Provide the number of lines in the entries below containing "symbol", with no further words.
[Material provided Boundary: Start]
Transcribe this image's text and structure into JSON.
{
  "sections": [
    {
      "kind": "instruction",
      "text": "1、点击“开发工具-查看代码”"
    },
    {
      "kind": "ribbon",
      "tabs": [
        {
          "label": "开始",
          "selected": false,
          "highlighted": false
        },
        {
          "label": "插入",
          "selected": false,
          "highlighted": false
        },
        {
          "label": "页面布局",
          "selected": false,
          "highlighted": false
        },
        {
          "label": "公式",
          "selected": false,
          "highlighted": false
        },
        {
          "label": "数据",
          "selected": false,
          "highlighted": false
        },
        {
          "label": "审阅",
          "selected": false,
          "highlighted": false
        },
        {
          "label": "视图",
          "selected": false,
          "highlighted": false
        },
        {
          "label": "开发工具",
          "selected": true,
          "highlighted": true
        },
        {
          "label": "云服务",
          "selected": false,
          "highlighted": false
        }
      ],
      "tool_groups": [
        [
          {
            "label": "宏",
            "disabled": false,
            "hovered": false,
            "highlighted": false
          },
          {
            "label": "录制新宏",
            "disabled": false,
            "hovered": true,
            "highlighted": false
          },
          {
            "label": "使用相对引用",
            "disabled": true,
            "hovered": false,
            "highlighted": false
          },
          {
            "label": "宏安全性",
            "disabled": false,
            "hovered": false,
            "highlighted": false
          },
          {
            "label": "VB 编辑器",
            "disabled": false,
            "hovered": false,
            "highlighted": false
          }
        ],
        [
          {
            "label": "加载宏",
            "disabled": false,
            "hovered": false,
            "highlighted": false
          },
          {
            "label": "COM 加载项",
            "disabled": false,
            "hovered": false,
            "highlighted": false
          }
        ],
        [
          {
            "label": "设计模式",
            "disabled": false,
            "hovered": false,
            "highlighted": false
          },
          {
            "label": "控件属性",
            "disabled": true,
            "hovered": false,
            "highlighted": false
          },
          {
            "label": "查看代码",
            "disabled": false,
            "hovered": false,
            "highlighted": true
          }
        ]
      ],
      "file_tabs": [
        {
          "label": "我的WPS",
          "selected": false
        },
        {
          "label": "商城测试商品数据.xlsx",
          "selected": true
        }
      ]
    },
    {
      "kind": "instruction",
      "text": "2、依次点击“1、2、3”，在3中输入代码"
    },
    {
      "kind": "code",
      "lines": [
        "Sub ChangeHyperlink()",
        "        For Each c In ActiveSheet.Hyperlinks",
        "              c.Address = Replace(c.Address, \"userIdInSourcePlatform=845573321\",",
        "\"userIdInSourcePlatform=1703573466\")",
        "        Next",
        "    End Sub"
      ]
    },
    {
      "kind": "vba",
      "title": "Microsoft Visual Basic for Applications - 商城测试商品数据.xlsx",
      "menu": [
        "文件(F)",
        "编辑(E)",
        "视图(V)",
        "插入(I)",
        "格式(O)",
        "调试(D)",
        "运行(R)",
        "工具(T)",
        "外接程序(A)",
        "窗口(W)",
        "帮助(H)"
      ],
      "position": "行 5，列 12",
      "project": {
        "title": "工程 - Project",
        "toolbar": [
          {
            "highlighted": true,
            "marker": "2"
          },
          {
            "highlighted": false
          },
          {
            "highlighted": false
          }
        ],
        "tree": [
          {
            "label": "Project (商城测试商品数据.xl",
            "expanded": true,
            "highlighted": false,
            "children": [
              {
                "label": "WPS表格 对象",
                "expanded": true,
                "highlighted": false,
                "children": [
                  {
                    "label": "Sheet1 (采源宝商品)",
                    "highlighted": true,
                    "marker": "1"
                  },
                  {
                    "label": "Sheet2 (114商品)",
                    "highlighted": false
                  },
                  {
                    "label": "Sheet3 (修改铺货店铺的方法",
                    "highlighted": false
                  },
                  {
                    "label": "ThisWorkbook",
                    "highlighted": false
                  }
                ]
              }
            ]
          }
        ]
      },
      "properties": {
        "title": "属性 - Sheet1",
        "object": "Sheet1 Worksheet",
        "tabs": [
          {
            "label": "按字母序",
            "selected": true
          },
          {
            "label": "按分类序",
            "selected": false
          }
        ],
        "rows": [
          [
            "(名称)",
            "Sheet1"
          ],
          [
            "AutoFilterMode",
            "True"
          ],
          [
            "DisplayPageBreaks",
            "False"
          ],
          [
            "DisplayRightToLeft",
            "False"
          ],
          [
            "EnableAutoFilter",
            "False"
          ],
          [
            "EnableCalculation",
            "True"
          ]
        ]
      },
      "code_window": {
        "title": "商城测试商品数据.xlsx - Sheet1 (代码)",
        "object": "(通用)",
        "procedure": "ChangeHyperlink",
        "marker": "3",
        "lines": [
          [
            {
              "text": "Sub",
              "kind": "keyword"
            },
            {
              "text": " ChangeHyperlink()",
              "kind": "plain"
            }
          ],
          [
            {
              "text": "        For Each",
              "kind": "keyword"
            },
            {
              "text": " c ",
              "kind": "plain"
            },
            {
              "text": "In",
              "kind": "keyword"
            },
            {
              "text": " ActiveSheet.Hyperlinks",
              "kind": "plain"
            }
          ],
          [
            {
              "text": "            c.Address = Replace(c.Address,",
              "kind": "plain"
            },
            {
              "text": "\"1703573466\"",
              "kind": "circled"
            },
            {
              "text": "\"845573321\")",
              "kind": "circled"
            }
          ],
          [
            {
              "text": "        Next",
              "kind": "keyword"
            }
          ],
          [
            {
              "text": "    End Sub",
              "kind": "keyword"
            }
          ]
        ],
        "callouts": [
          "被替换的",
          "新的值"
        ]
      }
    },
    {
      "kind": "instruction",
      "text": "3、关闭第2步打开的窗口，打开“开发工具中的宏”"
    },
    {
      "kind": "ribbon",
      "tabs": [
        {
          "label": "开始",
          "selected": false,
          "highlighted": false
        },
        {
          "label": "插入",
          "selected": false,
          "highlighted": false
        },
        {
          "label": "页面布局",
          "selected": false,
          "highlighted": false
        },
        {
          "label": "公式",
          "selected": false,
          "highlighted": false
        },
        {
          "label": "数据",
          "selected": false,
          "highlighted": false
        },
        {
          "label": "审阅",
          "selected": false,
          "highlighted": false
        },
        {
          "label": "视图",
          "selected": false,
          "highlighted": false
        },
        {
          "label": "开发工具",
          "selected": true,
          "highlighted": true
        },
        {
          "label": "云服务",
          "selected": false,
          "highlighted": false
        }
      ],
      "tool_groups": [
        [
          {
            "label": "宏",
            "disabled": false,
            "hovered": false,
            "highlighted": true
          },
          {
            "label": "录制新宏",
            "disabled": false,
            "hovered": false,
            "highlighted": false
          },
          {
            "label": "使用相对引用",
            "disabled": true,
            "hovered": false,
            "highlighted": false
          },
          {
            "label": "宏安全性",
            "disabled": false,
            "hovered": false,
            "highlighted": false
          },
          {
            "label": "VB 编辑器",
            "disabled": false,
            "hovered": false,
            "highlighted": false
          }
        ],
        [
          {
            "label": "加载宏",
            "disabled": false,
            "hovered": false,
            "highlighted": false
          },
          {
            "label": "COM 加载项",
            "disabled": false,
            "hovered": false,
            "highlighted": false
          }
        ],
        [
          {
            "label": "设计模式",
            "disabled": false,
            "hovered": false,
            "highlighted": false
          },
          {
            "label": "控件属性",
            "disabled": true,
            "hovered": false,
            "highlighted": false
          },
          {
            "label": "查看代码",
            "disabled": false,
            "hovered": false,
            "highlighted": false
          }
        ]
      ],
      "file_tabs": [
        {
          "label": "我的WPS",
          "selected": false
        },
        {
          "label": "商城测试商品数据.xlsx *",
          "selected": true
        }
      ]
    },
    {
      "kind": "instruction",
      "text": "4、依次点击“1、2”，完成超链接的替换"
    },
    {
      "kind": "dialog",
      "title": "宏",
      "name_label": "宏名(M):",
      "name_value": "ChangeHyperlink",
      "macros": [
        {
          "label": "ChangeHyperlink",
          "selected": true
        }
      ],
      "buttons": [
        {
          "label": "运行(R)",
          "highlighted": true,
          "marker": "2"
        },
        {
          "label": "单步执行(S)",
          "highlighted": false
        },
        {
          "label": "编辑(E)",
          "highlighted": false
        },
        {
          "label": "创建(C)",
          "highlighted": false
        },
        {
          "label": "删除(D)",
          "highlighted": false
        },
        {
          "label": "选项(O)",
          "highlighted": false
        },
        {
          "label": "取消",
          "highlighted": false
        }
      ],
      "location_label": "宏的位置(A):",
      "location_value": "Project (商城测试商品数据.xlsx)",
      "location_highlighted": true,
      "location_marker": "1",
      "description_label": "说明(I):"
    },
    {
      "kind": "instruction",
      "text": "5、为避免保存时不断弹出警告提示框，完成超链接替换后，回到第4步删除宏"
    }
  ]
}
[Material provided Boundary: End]
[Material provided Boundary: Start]
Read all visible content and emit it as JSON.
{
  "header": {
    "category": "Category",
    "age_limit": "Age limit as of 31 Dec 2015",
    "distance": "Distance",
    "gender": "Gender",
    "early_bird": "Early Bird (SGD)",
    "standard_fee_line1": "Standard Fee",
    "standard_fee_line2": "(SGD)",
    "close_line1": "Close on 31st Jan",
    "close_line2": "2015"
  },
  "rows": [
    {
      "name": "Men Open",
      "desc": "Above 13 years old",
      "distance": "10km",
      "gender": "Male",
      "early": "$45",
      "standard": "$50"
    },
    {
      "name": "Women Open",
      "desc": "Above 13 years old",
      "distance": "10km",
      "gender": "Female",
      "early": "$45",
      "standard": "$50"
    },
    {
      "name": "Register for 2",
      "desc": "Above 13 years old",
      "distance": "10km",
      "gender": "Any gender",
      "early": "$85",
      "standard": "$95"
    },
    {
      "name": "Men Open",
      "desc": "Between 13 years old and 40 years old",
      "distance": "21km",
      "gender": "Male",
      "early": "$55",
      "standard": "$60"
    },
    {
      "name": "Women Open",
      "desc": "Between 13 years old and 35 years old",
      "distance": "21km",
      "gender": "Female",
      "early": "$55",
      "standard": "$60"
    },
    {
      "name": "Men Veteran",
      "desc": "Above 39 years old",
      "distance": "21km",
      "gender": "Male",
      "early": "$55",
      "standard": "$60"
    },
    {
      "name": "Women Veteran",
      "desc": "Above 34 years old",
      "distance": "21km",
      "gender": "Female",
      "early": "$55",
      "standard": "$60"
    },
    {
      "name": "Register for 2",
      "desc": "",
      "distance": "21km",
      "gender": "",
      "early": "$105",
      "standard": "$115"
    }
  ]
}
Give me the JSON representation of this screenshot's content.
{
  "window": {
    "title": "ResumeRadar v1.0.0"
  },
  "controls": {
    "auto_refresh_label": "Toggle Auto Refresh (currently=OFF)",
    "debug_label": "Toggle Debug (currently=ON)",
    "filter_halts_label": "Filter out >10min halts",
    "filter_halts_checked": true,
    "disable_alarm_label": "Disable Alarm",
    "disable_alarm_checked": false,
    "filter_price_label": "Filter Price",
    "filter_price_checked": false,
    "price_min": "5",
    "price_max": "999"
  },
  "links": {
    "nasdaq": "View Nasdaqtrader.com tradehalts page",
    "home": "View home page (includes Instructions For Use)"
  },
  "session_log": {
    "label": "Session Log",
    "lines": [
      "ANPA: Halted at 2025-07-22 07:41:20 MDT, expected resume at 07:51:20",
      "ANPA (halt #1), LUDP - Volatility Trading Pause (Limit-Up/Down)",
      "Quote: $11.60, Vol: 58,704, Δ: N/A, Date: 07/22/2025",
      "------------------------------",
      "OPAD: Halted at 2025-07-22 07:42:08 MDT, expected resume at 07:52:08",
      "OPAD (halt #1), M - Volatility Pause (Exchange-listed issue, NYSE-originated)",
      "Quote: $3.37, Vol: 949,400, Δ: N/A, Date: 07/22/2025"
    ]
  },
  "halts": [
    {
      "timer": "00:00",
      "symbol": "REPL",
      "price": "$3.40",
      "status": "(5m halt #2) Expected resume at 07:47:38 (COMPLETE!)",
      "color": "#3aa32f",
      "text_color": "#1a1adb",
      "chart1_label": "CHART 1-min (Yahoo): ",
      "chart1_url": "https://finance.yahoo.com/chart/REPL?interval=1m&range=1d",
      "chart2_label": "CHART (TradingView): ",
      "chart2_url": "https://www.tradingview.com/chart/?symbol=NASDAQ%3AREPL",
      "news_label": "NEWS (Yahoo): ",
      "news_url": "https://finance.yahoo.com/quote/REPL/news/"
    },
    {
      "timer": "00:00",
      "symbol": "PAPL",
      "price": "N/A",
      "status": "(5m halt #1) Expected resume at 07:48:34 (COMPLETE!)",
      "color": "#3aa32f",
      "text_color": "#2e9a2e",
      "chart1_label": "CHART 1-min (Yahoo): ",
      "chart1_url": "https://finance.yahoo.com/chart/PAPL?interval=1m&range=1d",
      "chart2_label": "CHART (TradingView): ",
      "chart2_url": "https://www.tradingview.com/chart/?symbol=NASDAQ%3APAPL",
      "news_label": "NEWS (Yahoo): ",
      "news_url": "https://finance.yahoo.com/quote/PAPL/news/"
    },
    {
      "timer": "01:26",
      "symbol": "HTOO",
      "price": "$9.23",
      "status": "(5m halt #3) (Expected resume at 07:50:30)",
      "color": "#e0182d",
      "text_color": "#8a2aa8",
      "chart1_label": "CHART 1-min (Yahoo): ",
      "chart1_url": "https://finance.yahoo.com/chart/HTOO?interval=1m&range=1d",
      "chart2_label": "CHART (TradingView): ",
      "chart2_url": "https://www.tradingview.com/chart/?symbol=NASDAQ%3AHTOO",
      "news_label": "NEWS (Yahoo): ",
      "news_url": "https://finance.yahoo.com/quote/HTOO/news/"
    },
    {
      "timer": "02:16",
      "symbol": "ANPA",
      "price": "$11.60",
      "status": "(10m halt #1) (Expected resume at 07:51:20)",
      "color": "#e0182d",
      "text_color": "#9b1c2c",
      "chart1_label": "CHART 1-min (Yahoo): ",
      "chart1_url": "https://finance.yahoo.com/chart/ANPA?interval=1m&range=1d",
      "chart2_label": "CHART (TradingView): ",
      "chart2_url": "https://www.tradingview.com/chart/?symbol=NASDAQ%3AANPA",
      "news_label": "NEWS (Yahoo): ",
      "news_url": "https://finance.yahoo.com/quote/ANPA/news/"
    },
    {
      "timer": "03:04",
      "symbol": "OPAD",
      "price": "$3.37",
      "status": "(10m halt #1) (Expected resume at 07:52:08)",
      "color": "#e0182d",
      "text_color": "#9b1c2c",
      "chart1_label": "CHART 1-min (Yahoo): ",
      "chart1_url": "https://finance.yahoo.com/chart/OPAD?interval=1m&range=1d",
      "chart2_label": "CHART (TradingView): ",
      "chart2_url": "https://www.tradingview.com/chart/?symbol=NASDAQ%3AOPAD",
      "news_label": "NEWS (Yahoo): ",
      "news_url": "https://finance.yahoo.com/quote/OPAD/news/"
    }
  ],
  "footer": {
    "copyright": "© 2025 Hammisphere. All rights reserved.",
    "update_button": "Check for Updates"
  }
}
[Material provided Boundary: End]
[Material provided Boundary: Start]
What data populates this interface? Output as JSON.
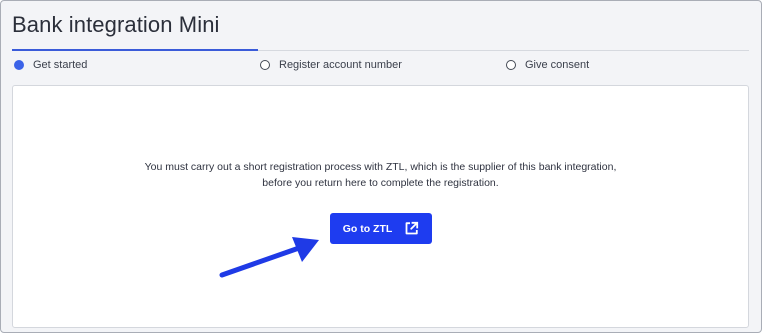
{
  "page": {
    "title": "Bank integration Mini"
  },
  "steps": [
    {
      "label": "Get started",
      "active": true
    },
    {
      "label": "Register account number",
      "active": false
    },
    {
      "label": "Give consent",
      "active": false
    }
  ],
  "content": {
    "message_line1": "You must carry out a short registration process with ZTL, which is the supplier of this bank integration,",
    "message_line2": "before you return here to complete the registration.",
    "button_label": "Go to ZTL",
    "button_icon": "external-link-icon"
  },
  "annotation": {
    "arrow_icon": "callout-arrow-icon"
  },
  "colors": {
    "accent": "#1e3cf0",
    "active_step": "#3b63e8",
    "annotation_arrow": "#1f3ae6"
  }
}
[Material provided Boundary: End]
(Task answer): 10